THE PROBLEM
What is needed is a faithful copy of all the records.

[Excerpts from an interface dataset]
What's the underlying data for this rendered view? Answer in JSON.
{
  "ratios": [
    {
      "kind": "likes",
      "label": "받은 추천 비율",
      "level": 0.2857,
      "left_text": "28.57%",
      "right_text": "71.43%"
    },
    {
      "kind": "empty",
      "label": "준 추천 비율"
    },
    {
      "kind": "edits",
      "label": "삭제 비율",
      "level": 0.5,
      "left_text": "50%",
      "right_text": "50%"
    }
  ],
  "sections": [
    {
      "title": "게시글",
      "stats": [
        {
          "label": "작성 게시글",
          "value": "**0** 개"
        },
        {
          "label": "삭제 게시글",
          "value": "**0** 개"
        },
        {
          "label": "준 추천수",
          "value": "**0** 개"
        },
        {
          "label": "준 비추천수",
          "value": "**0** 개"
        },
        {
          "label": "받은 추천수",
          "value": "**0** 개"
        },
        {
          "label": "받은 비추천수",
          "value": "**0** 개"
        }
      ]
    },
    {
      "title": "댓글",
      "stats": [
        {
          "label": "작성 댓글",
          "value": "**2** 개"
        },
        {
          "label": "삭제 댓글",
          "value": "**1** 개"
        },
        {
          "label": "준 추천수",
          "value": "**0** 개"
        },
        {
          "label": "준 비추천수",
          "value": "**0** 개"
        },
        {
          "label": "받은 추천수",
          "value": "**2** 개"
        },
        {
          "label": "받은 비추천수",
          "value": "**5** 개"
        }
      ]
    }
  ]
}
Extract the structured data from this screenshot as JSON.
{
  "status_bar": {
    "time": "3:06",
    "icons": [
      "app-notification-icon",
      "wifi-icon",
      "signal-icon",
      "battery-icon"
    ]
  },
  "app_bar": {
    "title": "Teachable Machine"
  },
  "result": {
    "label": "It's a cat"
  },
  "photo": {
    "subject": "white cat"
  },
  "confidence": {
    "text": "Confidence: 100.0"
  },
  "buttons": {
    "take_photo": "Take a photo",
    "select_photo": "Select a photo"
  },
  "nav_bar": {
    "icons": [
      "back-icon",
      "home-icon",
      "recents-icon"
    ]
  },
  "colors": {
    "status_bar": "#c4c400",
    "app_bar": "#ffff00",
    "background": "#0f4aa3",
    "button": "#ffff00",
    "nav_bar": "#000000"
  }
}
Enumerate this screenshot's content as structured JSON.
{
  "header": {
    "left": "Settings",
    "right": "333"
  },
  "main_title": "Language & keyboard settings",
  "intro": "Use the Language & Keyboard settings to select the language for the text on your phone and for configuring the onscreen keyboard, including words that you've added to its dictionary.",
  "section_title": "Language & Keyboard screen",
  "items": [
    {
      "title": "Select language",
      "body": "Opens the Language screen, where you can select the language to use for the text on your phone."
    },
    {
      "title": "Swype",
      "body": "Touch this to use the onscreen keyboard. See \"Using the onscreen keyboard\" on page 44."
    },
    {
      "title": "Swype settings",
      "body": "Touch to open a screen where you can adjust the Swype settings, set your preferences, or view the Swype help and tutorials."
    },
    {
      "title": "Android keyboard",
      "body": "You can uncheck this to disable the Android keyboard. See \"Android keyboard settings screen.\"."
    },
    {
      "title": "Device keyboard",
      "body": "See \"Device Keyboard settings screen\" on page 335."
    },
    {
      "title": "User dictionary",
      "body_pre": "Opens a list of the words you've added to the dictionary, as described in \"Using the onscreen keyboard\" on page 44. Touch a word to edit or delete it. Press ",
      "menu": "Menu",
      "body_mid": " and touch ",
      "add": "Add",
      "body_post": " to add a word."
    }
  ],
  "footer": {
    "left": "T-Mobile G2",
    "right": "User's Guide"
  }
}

PROBLEM SOLUTION
What's the underlying data for this rendered view? Answer in JSON.
{
  "ratios": [
    {
      "kind": "likes",
      "label": "받은 추천 비율",
      "level": 0.2857,
      "left_text": "28.57%",
      "right_text": "71.43%"
    },
    {
      "kind": "empty",
      "label": "준 추천 비율"
    },
    {
      "kind": "edits",
      "label": "삭제 비율",
      "level": 0.5,
      "left_text": "50%",
      "right_text": "50%"
    }
  ],
  "sections": [
    {
      "title": "게시글",
      "stats": [
        {
          "label": "작성 게시글",
          "value": "**0** 개"
        },
        {
          "label": "삭제 게시글",
          "value": "**0** 개"
        },
        {
          "label": "준 추천수",
          "value": "**0** 개"
        },
        {
          "label": "준 비추천수",
          "value": "**0** 개"
        },
        {
          "label": "받은 추천수",
          "value": "**0** 개"
        },
        {
          "label": "받은 비추천수",
          "value": "**0** 개"
        }
      ]
    },
    {
      "title": "댓글",
      "stats": [
        {
          "label": "작성 댓글",
          "value": "**2** 개"
        },
        {
          "label": "삭제 댓글",
          "value": "**1** 개"
        },
        {
          "label": "준 추천수",
          "value": "**0** 개"
        },
        {
          "label": "준 비추천수",
          "value": "**0** 개"
        },
        {
          "label": "받은 추천수",
          "value": "**2** 개"
        },
        {
          "label": "받은 비추천수",
          "value": "**5** 개"
        }
      ]
    }
  ]
}
Extract the structured data from this screenshot as JSON.
{
  "status_bar": {
    "time": "3:06",
    "icons": [
      "app-notification-icon",
      "wifi-icon",
      "signal-icon",
      "battery-icon"
    ]
  },
  "app_bar": {
    "title": "Teachable Machine"
  },
  "result": {
    "label": "It's a cat"
  },
  "photo": {
    "subject": "white cat"
  },
  "confidence": {
    "text": "Confidence: 100.0"
  },
  "buttons": {
    "take_photo": "Take a photo",
    "select_photo": "Select a photo"
  },
  "nav_bar": {
    "icons": [
      "back-icon",
      "home-icon",
      "recents-icon"
    ]
  },
  "colors": {
    "status_bar": "#c4c400",
    "app_bar": "#ffff00",
    "background": "#0f4aa3",
    "button": "#ffff00",
    "nav_bar": "#000000"
  }
}
Enumerate this screenshot's content as structured JSON.
{
  "header": {
    "left": "Settings",
    "right": "333"
  },
  "main_title": "Language & keyboard settings",
  "intro": "Use the Language & Keyboard settings to select the language for the text on your phone and for configuring the onscreen keyboard, including words that you've added to its dictionary.",
  "section_title": "Language & Keyboard screen",
  "items": [
    {
      "title": "Select language",
      "body": "Opens the Language screen, where you can select the language to use for the text on your phone."
    },
    {
      "title": "Swype",
      "body": "Touch this to use the onscreen keyboard. See \"Using the onscreen keyboard\" on page 44."
    },
    {
      "title": "Swype settings",
      "body": "Touch to open a screen where you can adjust the Swype settings, set your preferences, or view the Swype help and tutorials."
    },
    {
      "title": "Android keyboard",
      "body": "You can uncheck this to disable the Android keyboard. See \"Android keyboard settings screen.\"."
    },
    {
      "title": "Device keyboard",
      "body": "See \"Device Keyboard settings screen\" on page 335."
    },
    {
      "title": "User dictionary",
      "body_pre": "Opens a list of the words you've added to the dictionary, as described in \"Using the onscreen keyboard\" on page 44. Touch a word to edit or delete it. Press ",
      "menu": "Menu",
      "body_mid": " and touch ",
      "add": "Add",
      "body_post": " to add a word."
    }
  ],
  "footer": {
    "left": "T-Mobile G2",
    "right": "User's Guide"
  }
}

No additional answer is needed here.